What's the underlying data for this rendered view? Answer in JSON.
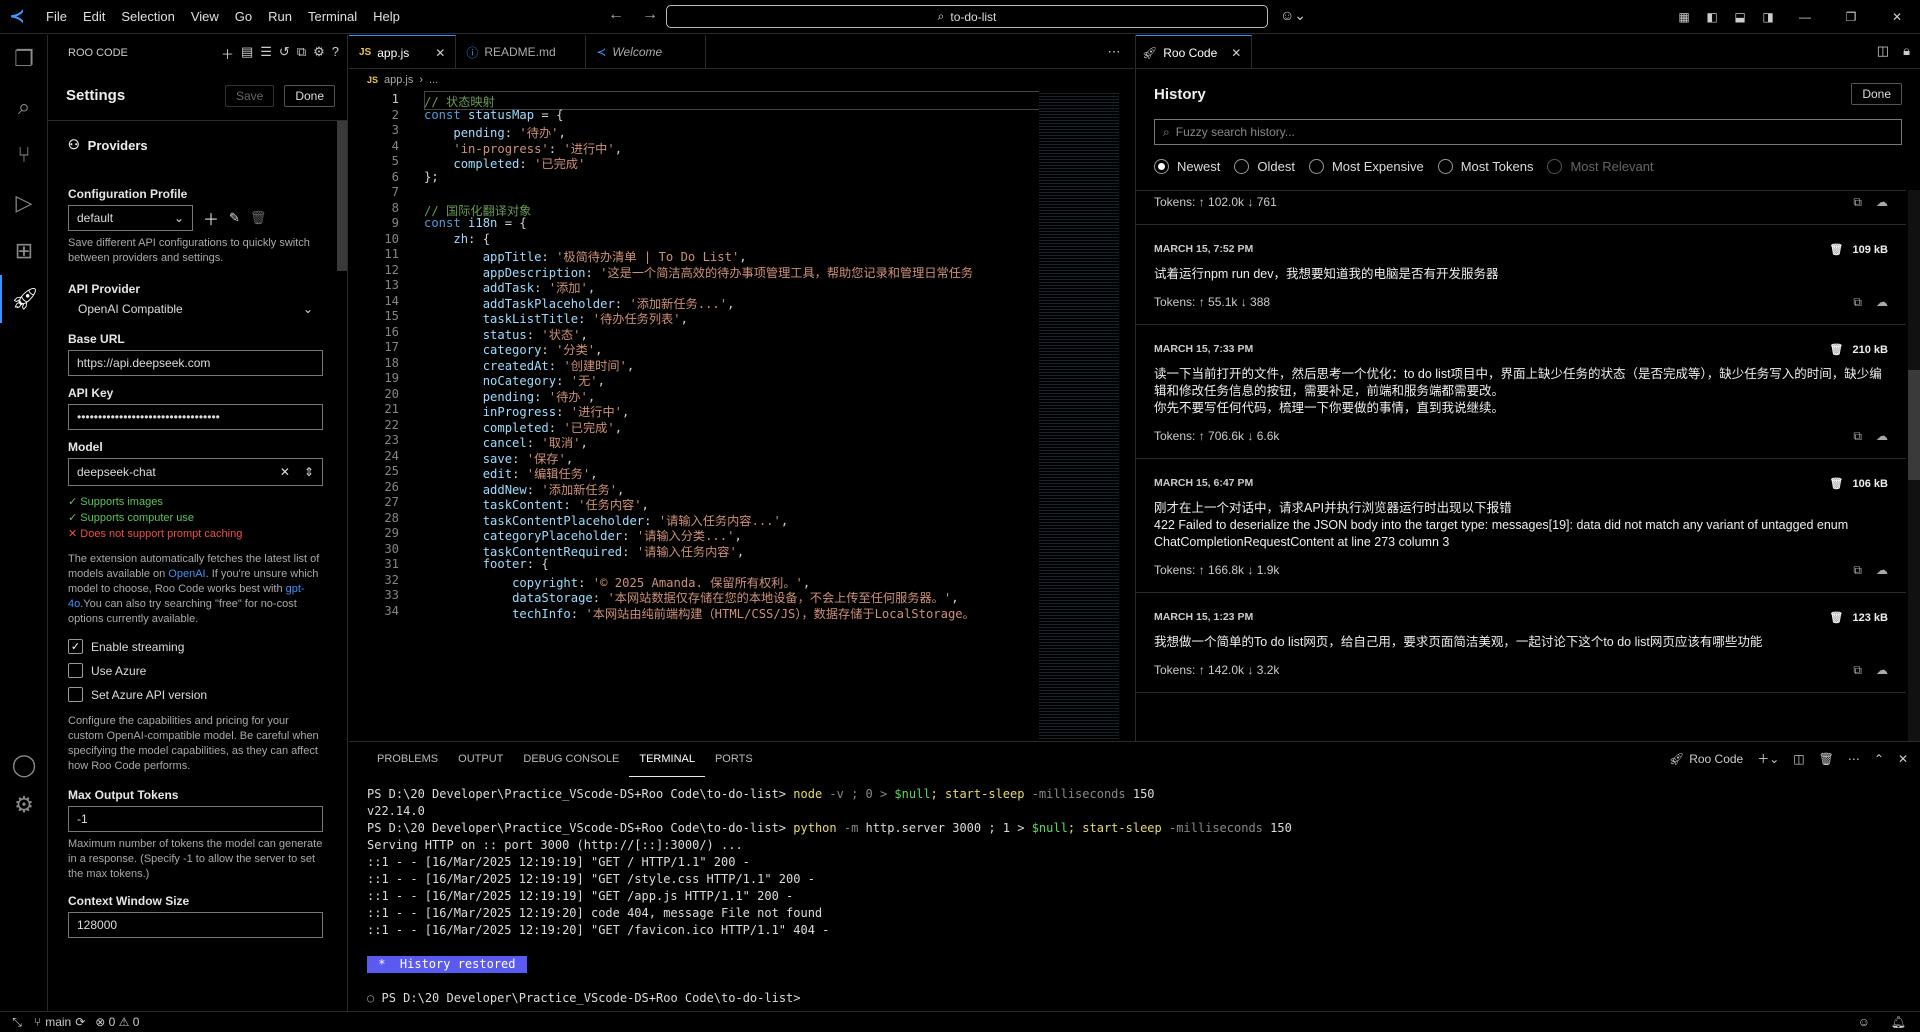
{
  "menu": [
    "File",
    "Edit",
    "Selection",
    "View",
    "Go",
    "Run",
    "Terminal",
    "Help"
  ],
  "search_box": "to-do-list",
  "sidebar": {
    "title": "ROO CODE",
    "settings_title": "Settings",
    "save_label": "Save",
    "done_label": "Done",
    "providers_label": "Providers",
    "config_profile_label": "Configuration Profile",
    "config_profile_value": "default",
    "config_profile_desc": "Save different API configurations to quickly switch between providers and settings.",
    "api_provider_label": "API Provider",
    "api_provider_value": "OpenAI Compatible",
    "base_url_label": "Base URL",
    "base_url_value": "https://api.deepseek.com",
    "api_key_label": "API Key",
    "api_key_value": "••••••••••••••••••••••••••••••••••",
    "model_label": "Model",
    "model_value": "deepseek-chat",
    "cap1": "Supports images",
    "cap2": "Supports computer use",
    "cap3": "Does not support prompt caching",
    "fetch_desc_1": "The extension automatically fetches the latest list of models available on ",
    "fetch_link_1": "OpenAI",
    "fetch_desc_2": ". If you're unsure which model to choose, Roo Code works best with ",
    "fetch_link_2": "gpt-4o",
    "fetch_desc_3": ".You can also try searching \"free\" for no-cost options currently available.",
    "enable_streaming": "Enable streaming",
    "use_azure": "Use Azure",
    "set_azure": "Set Azure API version",
    "capabilities_desc": "Configure the capabilities and pricing for your custom OpenAI-compatible model. Be careful when specifying the model capabilities, as they can affect how Roo Code performs.",
    "max_output_label": "Max Output Tokens",
    "max_output_value": "-1",
    "max_output_desc": "Maximum number of tokens the model can generate in a response. (Specify -1 to allow the server to set the max tokens.)",
    "context_window_label": "Context Window Size",
    "context_window_value": "128000"
  },
  "editor": {
    "tabs": [
      {
        "label": "app.js",
        "icon": "JS"
      },
      {
        "label": "README.md",
        "icon": "ⓘ"
      },
      {
        "label": "Welcome",
        "icon": "≺"
      }
    ],
    "breadcrumb_file": "app.js",
    "breadcrumb_rest": "...",
    "lines": [
      [
        [
          "cmt",
          "// 状态映射"
        ]
      ],
      [
        [
          "kw",
          "const "
        ],
        [
          "prop",
          "statusMap"
        ],
        [
          "pun",
          " = {"
        ]
      ],
      [
        [
          "pun",
          "    "
        ],
        [
          "prop",
          "pending"
        ],
        [
          "pun",
          ": "
        ],
        [
          "str",
          "'待办'"
        ],
        [
          "pun",
          ","
        ]
      ],
      [
        [
          "pun",
          "    "
        ],
        [
          "str",
          "'in-progress'"
        ],
        [
          "pun",
          ": "
        ],
        [
          "str",
          "'进行中'"
        ],
        [
          "pun",
          ","
        ]
      ],
      [
        [
          "pun",
          "    "
        ],
        [
          "prop",
          "completed"
        ],
        [
          "pun",
          ": "
        ],
        [
          "str",
          "'已完成'"
        ]
      ],
      [
        [
          "pun",
          "};"
        ]
      ],
      [
        [
          "pun",
          ""
        ]
      ],
      [
        [
          "cmt",
          "// 国际化翻译对象"
        ]
      ],
      [
        [
          "kw",
          "const "
        ],
        [
          "prop",
          "i18n"
        ],
        [
          "pun",
          " = {"
        ]
      ],
      [
        [
          "pun",
          "    "
        ],
        [
          "prop",
          "zh"
        ],
        [
          "pun",
          ": {"
        ]
      ],
      [
        [
          "pun",
          "        "
        ],
        [
          "prop",
          "appTitle"
        ],
        [
          "pun",
          ": "
        ],
        [
          "str",
          "'极简待办清单 | To Do List'"
        ],
        [
          "pun",
          ","
        ]
      ],
      [
        [
          "pun",
          "        "
        ],
        [
          "prop",
          "appDescription"
        ],
        [
          "pun",
          ": "
        ],
        [
          "str",
          "'这是一个简洁高效的待办事项管理工具，帮助您记录和管理日常任务"
        ]
      ],
      [
        [
          "pun",
          "        "
        ],
        [
          "prop",
          "addTask"
        ],
        [
          "pun",
          ": "
        ],
        [
          "str",
          "'添加'"
        ],
        [
          "pun",
          ","
        ]
      ],
      [
        [
          "pun",
          "        "
        ],
        [
          "prop",
          "addTaskPlaceholder"
        ],
        [
          "pun",
          ": "
        ],
        [
          "str",
          "'添加新任务...'"
        ],
        [
          "pun",
          ","
        ]
      ],
      [
        [
          "pun",
          "        "
        ],
        [
          "prop",
          "taskListTitle"
        ],
        [
          "pun",
          ": "
        ],
        [
          "str",
          "'待办任务列表'"
        ],
        [
          "pun",
          ","
        ]
      ],
      [
        [
          "pun",
          "        "
        ],
        [
          "prop",
          "status"
        ],
        [
          "pun",
          ": "
        ],
        [
          "str",
          "'状态'"
        ],
        [
          "pun",
          ","
        ]
      ],
      [
        [
          "pun",
          "        "
        ],
        [
          "prop",
          "category"
        ],
        [
          "pun",
          ": "
        ],
        [
          "str",
          "'分类'"
        ],
        [
          "pun",
          ","
        ]
      ],
      [
        [
          "pun",
          "        "
        ],
        [
          "prop",
          "createdAt"
        ],
        [
          "pun",
          ": "
        ],
        [
          "str",
          "'创建时间'"
        ],
        [
          "pun",
          ","
        ]
      ],
      [
        [
          "pun",
          "        "
        ],
        [
          "prop",
          "noCategory"
        ],
        [
          "pun",
          ": "
        ],
        [
          "str",
          "'无'"
        ],
        [
          "pun",
          ","
        ]
      ],
      [
        [
          "pun",
          "        "
        ],
        [
          "prop",
          "pending"
        ],
        [
          "pun",
          ": "
        ],
        [
          "str",
          "'待办'"
        ],
        [
          "pun",
          ","
        ]
      ],
      [
        [
          "pun",
          "        "
        ],
        [
          "prop",
          "inProgress"
        ],
        [
          "pun",
          ": "
        ],
        [
          "str",
          "'进行中'"
        ],
        [
          "pun",
          ","
        ]
      ],
      [
        [
          "pun",
          "        "
        ],
        [
          "prop",
          "completed"
        ],
        [
          "pun",
          ": "
        ],
        [
          "str",
          "'已完成'"
        ],
        [
          "pun",
          ","
        ]
      ],
      [
        [
          "pun",
          "        "
        ],
        [
          "prop",
          "cancel"
        ],
        [
          "pun",
          ": "
        ],
        [
          "str",
          "'取消'"
        ],
        [
          "pun",
          ","
        ]
      ],
      [
        [
          "pun",
          "        "
        ],
        [
          "prop",
          "save"
        ],
        [
          "pun",
          ": "
        ],
        [
          "str",
          "'保存'"
        ],
        [
          "pun",
          ","
        ]
      ],
      [
        [
          "pun",
          "        "
        ],
        [
          "prop",
          "edit"
        ],
        [
          "pun",
          ": "
        ],
        [
          "str",
          "'编辑任务'"
        ],
        [
          "pun",
          ","
        ]
      ],
      [
        [
          "pun",
          "        "
        ],
        [
          "prop",
          "addNew"
        ],
        [
          "pun",
          ": "
        ],
        [
          "str",
          "'添加新任务'"
        ],
        [
          "pun",
          ","
        ]
      ],
      [
        [
          "pun",
          "        "
        ],
        [
          "prop",
          "taskContent"
        ],
        [
          "pun",
          ": "
        ],
        [
          "str",
          "'任务内容'"
        ],
        [
          "pun",
          ","
        ]
      ],
      [
        [
          "pun",
          "        "
        ],
        [
          "prop",
          "taskContentPlaceholder"
        ],
        [
          "pun",
          ": "
        ],
        [
          "str",
          "'请输入任务内容...'"
        ],
        [
          "pun",
          ","
        ]
      ],
      [
        [
          "pun",
          "        "
        ],
        [
          "prop",
          "categoryPlaceholder"
        ],
        [
          "pun",
          ": "
        ],
        [
          "str",
          "'请输入分类...'"
        ],
        [
          "pun",
          ","
        ]
      ],
      [
        [
          "pun",
          "        "
        ],
        [
          "prop",
          "taskContentRequired"
        ],
        [
          "pun",
          ": "
        ],
        [
          "str",
          "'请输入任务内容'"
        ],
        [
          "pun",
          ","
        ]
      ],
      [
        [
          "pun",
          "        "
        ],
        [
          "prop",
          "footer"
        ],
        [
          "pun",
          ": {"
        ]
      ],
      [
        [
          "pun",
          "            "
        ],
        [
          "prop",
          "copyright"
        ],
        [
          "pun",
          ": "
        ],
        [
          "str",
          "'© 2025 Amanda. 保留所有权利。'"
        ],
        [
          "pun",
          ","
        ]
      ],
      [
        [
          "pun",
          "            "
        ],
        [
          "prop",
          "dataStorage"
        ],
        [
          "pun",
          ": "
        ],
        [
          "str",
          "'本网站数据仅存储在您的本地设备，不会上传至任何服务器。'"
        ],
        [
          "pun",
          ","
        ]
      ],
      [
        [
          "pun",
          "            "
        ],
        [
          "prop",
          "techInfo"
        ],
        [
          "pun",
          ": "
        ],
        [
          "str",
          "'本网站由纯前端构建（HTML/CSS/JS），数据存储于LocalStorage。"
        ]
      ]
    ]
  },
  "roo": {
    "tab_label": "Roo Code",
    "history_title": "History",
    "done_label": "Done",
    "search_placeholder": "Fuzzy search history...",
    "sort_options": [
      "Newest",
      "Oldest",
      "Most Expensive",
      "Most Tokens",
      "Most Relevant"
    ],
    "first_tokens": "Tokens: ↑ 102.0k ↓ 761",
    "items": [
      {
        "date": "MARCH 15, 7:52 PM",
        "size": "109 kB",
        "task": "试着运行npm run dev，我想要知道我的电脑是否有开发服务器",
        "tokens": "Tokens: ↑ 55.1k ↓ 388"
      },
      {
        "date": "MARCH 15, 7:33 PM",
        "size": "210 kB",
        "task": "读一下当前打开的文件，然后思考一个优化：to do list项目中，界面上缺少任务的状态（是否完成等），缺少任务写入的时间，缺少编辑和修改任务信息的按钮，需要补足，前端和服务端都需要改。\n你先不要写任何代码，梳理一下你要做的事情，直到我说继续。",
        "tokens": "Tokens: ↑ 706.6k ↓ 6.6k"
      },
      {
        "date": "MARCH 15, 6:47 PM",
        "size": "106 kB",
        "task": "刚才在上一个对话中，请求API并执行浏览器运行时出现以下报错\n422 Failed to deserialize the JSON body into the target type: messages[19]: data did not match any variant of untagged enum ChatCompletionRequestContent at line 273 column 3",
        "tokens": "Tokens: ↑ 166.8k ↓ 1.9k"
      },
      {
        "date": "MARCH 15, 1:23 PM",
        "size": "123 kB",
        "task": "我想做一个简单的To do list网页，给自己用，要求页面简洁美观，一起讨论下这个to do list网页应该有哪些功能",
        "tokens": "Tokens: ↑ 142.0k ↓ 3.2k"
      }
    ]
  },
  "panel": {
    "tabs": [
      "PROBLEMS",
      "OUTPUT",
      "DEBUG CONSOLE",
      "TERMINAL",
      "PORTS"
    ],
    "terminal_name": "Roo Code",
    "prompt": "PS D:\\20 Developer\\Practice_VScode-DS+Roo Code\\to-do-list>",
    "cmd1": "node",
    "cmd1_args": " -v ; 0 > ",
    "cmd1_null": "$null",
    "cmd1_sleep": "; start-sleep",
    "cmd1_ms": " -milliseconds ",
    "cmd1_val": "150",
    "out1": "v22.14.0",
    "cmd2": "python",
    "cmd2_args": " -m ",
    "cmd2_rest": "http.server 3000 ; 1 > ",
    "cmd2_null": "$null",
    "cmd2_sleep": "; start-sleep",
    "cmd2_ms": " -milliseconds ",
    "cmd2_val": "150",
    "out_lines": [
      "Serving HTTP on :: port 3000 (http://[::]:3000/) ...",
      "::1 - - [16/Mar/2025 12:19:19] \"GET / HTTP/1.1\" 200 -",
      "::1 - - [16/Mar/2025 12:19:19] \"GET /style.css HTTP/1.1\" 200 -",
      "::1 - - [16/Mar/2025 12:19:19] \"GET /app.js HTTP/1.1\" 200 -",
      "::1 - - [16/Mar/2025 12:19:20] code 404, message File not found",
      "::1 - - [16/Mar/2025 12:19:20] \"GET /favicon.ico HTTP/1.1\" 404 -"
    ],
    "restored": " *  History restored ",
    "final_prompt": "PS D:\\20 Developer\\Practice_VScode-DS+Roo Code\\to-do-list>"
  },
  "status": {
    "branch": "main",
    "problems": "⊗ 0 ⚠ 0"
  }
}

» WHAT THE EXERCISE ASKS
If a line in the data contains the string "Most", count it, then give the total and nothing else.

» OUTPUT FOR THIS TASK
3